He told a horrific story about a pregnant woman who was almost buried alive for violating the one-child policy. "Is this about abortion or women's rights?" he asked. That it's barbaric and should be prevented is what matters, he implied, not whether or not it fits into a Democratic or Republican framework.
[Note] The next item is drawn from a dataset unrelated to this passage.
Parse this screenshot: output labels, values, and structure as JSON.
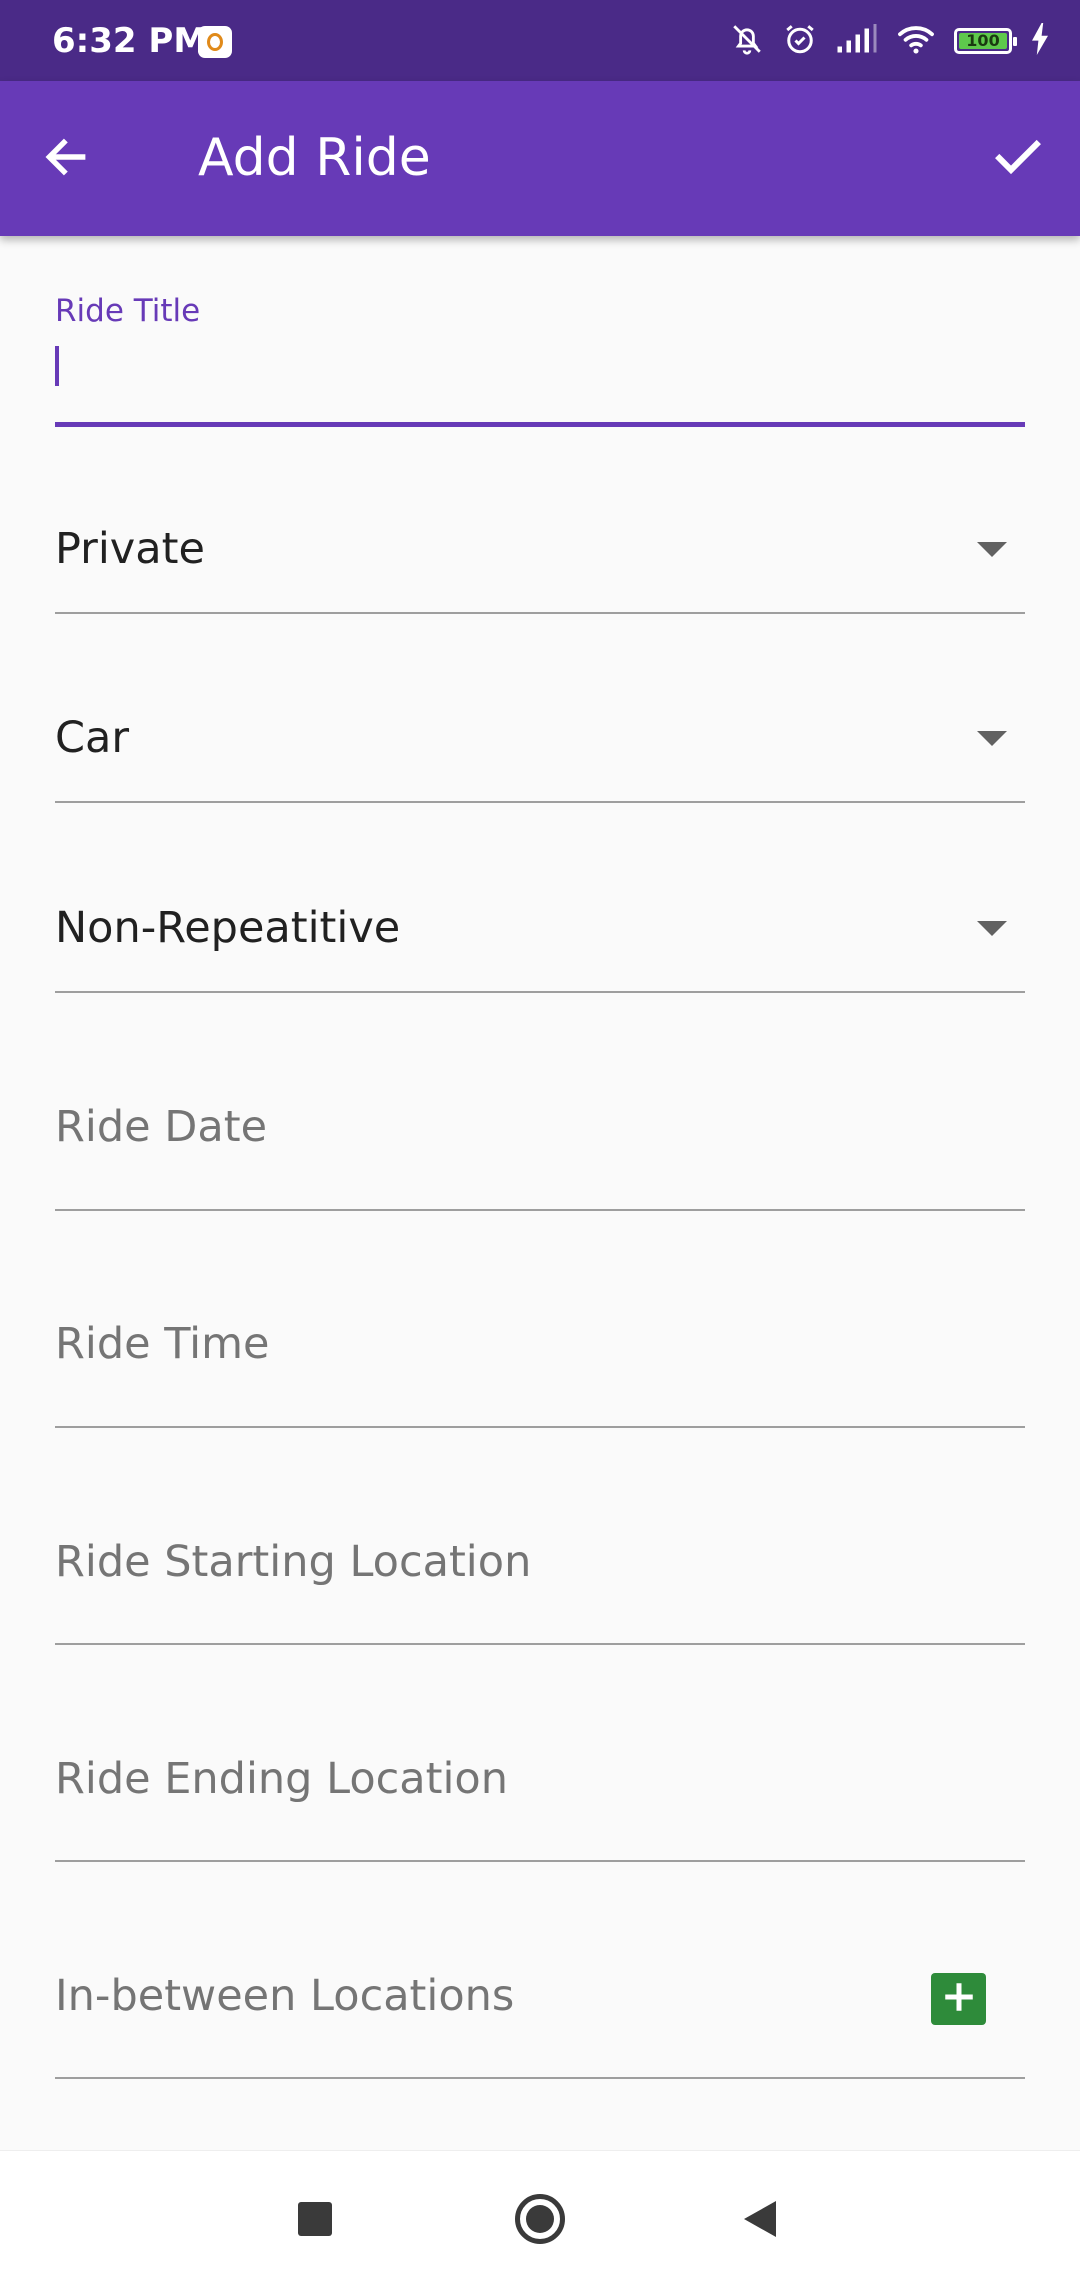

But it's hard to argue that Chen hasn't lost some of his early luster. He's not alone, however: nearly all prominent Chinese human rights dissidents lose influence after they leave mainland China. Wei Jingsheng, arguably the first major dissident to leave China in the post-Mao era, was soon forgotten. Chai Ling, a major student leader during the 1989 Tiananmen Square protests who later got a Harvard MBA, is now probably best known in the dissident community for lawsuits - she sued the makers of a film about the protests, and was sued in 2012 for allegedly forcing an employee of hers to pray on the job. Wu'er Kaixi, a student leader who fled China after the protests, hasn't been able to return to the mainland. In November 2013, he tried to turn himself over to Beijing for the fourth time -- and again was refused.

"As soon as dissidents leave China they lose their influence," Han Dongfang, a Chinese dissident who has spent the last two decades in Hong Kong, where he runs the labor rights organization China Labour Bulletin, said in April. "It's like cutting off your legs and putting you in a wheelchair."

When asked if he feared his own obsolescence in America, Chen responded that, in this era of hyper-connectedness, "you can get things done wherever you are.... Promoting democracy is not to say everyone needs to stand in the front of the stage."

And yet, there's a celebrity unique to the United States that the low-key Chen clearly enjoys. He praised Christian Bale, the Batman star who in December 2011 tried to visit Chen when he was under house arrest in China, but who was forcibly turned away by security personnel before the two could meet. I asked him if other people like Bale had tried to see him. "Yes," he said. "But I can say with certainty that Obama wasn't one of them." Bale "dared to lose the Chinese market," Chen said. "That's not something just anyone would do."

In October 2012, Chen finally met Bale in New York; soon after, the Batman star invited him to go to Disneyland with his family; they went in January 2013. "Bale really likes the roller coasters," Chen said. "I asked him if there was a more exciting ride than the one we went on together, and Bale said 'No, this is it!'" (At that point, Chen, a man who had been rolled into a carpet and beaten by thugs, spontaneously broke into a giggle.)                 

Does he worry about the long arm of the Communist Party? Since he left China, Chen says he hasn't had any contact with Chinese officials. "Maybe you need to help show them the way!" he said, laughing. "They say they can't find me!"

Gloria Wang contributed reporting to this story.

Isaac Stone Fish